Entries from a dataset of interfaces:

____________________

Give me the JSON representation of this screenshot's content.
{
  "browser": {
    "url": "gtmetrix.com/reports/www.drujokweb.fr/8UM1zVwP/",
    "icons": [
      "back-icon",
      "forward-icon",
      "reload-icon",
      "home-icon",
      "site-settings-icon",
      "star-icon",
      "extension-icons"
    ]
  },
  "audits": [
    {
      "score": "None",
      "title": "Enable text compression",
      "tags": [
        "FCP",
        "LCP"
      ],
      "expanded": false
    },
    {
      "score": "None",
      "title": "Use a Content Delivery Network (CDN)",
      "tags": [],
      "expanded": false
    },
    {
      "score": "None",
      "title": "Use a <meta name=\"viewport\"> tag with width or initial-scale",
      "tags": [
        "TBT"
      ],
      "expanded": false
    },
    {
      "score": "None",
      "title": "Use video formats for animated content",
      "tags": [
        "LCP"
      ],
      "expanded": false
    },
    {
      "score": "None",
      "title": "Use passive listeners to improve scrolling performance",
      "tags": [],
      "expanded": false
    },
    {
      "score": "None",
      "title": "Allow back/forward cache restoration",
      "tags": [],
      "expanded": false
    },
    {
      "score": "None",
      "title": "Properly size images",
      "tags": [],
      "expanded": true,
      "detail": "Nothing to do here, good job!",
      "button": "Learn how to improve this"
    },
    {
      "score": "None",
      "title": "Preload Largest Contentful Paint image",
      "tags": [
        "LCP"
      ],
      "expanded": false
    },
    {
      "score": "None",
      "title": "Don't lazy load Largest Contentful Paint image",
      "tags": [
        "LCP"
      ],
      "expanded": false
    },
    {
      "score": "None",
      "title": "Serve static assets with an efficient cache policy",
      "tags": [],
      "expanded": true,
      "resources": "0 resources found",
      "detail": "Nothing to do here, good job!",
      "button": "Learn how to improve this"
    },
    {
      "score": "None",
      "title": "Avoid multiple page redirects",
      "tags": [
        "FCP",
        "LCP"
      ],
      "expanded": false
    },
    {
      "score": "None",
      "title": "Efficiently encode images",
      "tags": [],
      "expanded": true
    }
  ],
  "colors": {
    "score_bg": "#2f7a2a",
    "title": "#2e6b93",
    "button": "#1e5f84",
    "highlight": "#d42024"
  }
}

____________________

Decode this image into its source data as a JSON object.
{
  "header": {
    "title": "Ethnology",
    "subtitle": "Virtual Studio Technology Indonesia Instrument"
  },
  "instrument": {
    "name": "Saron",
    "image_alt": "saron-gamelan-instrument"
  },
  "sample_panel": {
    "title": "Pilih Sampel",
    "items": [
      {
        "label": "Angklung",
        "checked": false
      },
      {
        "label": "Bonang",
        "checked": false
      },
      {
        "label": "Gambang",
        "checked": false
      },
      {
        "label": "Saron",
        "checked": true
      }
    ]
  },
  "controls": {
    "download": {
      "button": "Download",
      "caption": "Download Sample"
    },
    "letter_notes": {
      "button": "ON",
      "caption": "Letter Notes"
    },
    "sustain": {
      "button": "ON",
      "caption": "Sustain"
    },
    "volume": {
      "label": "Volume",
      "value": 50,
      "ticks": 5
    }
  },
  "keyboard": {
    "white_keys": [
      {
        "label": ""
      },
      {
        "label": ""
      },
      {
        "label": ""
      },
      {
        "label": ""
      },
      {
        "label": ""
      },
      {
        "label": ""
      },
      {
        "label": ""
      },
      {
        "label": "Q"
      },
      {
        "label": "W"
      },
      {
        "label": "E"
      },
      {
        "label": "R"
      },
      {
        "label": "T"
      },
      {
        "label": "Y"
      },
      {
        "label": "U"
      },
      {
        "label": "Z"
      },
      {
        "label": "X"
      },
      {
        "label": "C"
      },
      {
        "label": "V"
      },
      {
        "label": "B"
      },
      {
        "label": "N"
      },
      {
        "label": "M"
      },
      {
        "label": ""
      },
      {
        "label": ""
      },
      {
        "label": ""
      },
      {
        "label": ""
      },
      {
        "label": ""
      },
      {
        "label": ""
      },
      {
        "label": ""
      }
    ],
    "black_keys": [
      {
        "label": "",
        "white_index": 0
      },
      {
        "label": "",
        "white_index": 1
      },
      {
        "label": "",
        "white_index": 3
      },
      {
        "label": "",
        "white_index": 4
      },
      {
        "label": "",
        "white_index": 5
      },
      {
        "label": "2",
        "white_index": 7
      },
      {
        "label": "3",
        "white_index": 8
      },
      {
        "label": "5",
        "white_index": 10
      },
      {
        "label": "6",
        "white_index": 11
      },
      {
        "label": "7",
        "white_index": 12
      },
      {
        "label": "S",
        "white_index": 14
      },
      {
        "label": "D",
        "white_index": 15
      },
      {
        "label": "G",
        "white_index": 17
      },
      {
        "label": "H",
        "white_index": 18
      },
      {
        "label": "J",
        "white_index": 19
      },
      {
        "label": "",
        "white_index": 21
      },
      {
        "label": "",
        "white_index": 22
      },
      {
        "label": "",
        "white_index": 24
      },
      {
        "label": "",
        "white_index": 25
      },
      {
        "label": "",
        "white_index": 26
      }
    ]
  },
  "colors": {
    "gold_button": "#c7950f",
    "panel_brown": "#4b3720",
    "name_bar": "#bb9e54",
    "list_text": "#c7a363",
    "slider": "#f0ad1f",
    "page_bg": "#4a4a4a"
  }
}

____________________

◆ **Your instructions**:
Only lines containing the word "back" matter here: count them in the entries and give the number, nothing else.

◆ **Reply to the exercise**:
2